I would like every record reproduced exactly, with the pictures left out.

Data records for software interfaces

---

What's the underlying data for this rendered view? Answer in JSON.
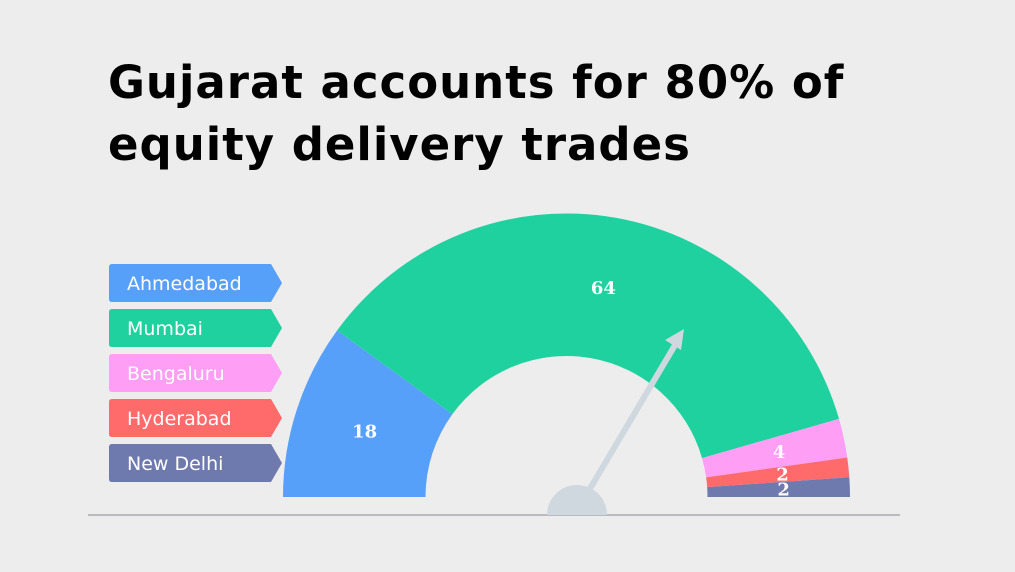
{
  "chart_data": {
    "type": "gauge",
    "title": "Gujarat accounts for 80% of equity delivery trades",
    "categories": [
      "Ahmedabad",
      "Mumbai",
      "Bengaluru",
      "Hyderabad",
      "New Delhi"
    ],
    "values": [
      18,
      64,
      4,
      2,
      2
    ],
    "colors": [
      "#56a0fa",
      "#20d1a0",
      "#ff9ef5",
      "#ff6b6b",
      "#6e79ae"
    ],
    "legend_placement": "left",
    "needle_color": "#d0d8df"
  }
}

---

COMPLETED TASK:
What's the underlying data for this rendered view? Answer in JSON.
{
  "chart_data": {
    "type": "gauge",
    "title": "Gujarat accounts for 80% of equity delivery trades",
    "categories": [
      "Ahmedabad",
      "Mumbai",
      "Bengaluru",
      "Hyderabad",
      "New Delhi"
    ],
    "values": [
      18,
      64,
      4,
      2,
      2
    ],
    "colors": [
      "#56a0fa",
      "#20d1a0",
      "#ff9ef5",
      "#ff6b6b",
      "#6e79ae"
    ],
    "legend_placement": "left",
    "needle_color": "#d0d8df"
  }
}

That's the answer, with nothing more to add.